Every year, Chronic Pain Australia, whic is the national voice of people living with chronic pain, organises National Pain Week to help with the needs of the many Australians living with some form of chronic pain. By officially launching the results of the National Pain Survey on 22 July 2019, Chronic Pain Australia will kick off this year's National Pain Week and will last until 28 July 2019. The results wil be available on this website.
More about Chronic Pain Australia
As an organisation, Chronic Pain Australia is dedicated to reducing the social and other barriers to living with chronic pain. Their mission is "To reduce the unnecessary suffering and isolation caused by chronic pain in the Australian community." Chronic Pain Australia receives no funding from government and only works with volunteers. But together, they have achieved a great deal including partnering with the Australian Pain Society and the Faculty of Pain Medicine to develop Australia's First National Pain Strategy.
Chronic Pain Australia's key aims are to:
- Improve knowledge and understanding about chronic pain across Australia
- Promote better understanding among health professionals about what it is like to live with chronic pain
- Work towards supported self-management of pain
What is chronic pain?
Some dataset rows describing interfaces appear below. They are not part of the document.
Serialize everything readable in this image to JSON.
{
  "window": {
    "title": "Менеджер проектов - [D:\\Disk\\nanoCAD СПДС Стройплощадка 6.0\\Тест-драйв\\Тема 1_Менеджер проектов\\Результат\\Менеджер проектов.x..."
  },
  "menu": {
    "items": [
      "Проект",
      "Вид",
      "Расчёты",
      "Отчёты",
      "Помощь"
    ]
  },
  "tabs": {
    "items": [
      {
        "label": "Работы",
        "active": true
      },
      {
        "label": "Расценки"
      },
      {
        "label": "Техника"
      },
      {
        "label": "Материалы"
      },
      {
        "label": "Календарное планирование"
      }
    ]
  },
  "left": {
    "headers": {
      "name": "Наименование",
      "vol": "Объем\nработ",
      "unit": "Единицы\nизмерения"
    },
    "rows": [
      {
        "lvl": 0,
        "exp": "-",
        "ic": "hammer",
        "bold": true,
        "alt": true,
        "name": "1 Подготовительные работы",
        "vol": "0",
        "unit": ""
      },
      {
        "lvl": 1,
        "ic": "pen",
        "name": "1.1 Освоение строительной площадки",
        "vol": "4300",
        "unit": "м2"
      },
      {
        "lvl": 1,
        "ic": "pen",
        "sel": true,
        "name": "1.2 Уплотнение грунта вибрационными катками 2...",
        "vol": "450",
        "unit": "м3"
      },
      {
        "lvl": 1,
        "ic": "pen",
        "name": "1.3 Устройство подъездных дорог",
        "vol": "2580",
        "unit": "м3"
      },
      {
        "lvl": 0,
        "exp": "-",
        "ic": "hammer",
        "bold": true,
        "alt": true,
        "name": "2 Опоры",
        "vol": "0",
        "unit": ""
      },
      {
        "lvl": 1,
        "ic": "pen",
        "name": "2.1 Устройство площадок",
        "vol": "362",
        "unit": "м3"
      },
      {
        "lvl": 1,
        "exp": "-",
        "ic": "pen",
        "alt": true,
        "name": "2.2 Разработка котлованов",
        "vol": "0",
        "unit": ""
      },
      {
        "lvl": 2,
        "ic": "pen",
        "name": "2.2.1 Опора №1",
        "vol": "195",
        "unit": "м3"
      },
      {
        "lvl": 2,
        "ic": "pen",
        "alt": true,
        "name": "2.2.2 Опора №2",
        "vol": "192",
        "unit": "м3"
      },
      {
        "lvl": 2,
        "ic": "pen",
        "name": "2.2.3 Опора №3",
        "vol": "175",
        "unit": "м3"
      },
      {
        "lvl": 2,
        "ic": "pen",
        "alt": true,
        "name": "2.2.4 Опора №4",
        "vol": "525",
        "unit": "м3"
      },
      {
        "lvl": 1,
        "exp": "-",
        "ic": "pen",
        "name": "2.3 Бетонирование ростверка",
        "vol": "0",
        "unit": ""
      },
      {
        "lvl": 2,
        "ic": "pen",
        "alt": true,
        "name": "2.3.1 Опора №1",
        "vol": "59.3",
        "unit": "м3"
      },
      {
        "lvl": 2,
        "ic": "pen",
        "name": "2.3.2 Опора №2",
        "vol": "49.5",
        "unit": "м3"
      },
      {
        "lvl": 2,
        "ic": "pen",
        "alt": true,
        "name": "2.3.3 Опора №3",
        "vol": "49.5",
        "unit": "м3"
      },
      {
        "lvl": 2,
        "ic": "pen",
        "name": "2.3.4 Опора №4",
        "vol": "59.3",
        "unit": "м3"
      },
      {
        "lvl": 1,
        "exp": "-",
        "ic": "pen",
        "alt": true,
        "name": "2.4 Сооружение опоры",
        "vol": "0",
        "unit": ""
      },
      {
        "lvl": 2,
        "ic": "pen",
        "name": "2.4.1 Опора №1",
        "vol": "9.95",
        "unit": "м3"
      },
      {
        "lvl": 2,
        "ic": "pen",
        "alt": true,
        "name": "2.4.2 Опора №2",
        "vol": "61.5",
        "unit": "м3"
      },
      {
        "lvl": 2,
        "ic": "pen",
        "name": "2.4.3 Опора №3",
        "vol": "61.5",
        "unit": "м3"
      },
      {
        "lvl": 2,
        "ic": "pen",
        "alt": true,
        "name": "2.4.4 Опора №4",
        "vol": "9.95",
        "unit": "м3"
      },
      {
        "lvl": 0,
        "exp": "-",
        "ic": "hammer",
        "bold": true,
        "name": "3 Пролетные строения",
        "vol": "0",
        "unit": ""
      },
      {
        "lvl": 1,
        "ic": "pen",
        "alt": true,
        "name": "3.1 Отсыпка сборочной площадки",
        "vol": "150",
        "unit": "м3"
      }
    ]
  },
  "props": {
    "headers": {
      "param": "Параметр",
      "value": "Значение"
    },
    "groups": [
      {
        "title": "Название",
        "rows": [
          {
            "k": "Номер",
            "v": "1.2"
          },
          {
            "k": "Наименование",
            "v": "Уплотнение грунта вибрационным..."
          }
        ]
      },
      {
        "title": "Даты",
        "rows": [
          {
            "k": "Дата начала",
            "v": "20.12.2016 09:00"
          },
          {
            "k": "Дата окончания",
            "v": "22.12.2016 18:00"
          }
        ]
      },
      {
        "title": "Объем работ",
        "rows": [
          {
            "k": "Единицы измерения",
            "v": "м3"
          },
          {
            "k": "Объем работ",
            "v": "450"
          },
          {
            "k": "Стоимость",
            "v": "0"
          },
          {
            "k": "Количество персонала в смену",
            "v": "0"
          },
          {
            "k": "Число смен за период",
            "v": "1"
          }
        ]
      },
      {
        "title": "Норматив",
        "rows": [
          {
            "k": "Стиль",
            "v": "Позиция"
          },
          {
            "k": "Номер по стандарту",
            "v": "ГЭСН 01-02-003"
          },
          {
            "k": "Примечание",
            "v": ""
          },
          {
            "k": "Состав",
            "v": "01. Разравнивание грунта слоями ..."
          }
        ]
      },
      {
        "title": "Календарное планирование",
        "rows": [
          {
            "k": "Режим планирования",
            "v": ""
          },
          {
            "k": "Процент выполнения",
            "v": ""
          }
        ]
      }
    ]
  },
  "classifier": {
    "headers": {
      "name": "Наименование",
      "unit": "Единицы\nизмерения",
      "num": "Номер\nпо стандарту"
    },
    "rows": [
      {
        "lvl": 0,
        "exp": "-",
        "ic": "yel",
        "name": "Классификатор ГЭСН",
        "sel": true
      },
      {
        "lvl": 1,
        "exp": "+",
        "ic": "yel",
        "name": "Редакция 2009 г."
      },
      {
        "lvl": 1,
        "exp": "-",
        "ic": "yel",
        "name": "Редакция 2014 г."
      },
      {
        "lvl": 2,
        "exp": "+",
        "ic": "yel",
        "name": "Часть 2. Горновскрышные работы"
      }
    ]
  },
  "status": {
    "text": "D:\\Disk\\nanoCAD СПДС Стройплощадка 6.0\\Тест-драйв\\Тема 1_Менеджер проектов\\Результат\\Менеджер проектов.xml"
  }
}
Pain is any unpleasant experience in the body. While acute pain is a message in the body warning about danger. On the other hand, chronic pain can have much more complex origins and functions. The nervous system is used to transmit signals around the body to indicate pain.
There have been a very incorrect belief about chronic pain. A lot of people think that chronic pain equals extreme pain. Though chronic pain can be really severe, it actually refers to how long the pain lasts rather than how severe it is. Chronic pain is pain that lasts for more than three months, or in many cases, beyond normal healing time. It can be seen as somewhat of a mystery.
Chronic pain can be due the any of the following:
- ongoing disease states like arthritis in all its forms, cancer, lupus, multiple sclerosis or any of a myriad of conditions
- consequence of trauma (e.g. surgery, car or work accident, a fall)
- consequence of a minor injury which leaves ongoing pain
For chronic pain, the longer pain persists, the more complex it becomes. Even if it is caused by a disease, it now involves multiple body systems beyond the nervous system. The endocrine system, the gut and other body systems start to become involved.
To find out about natural therapies for pain, go here.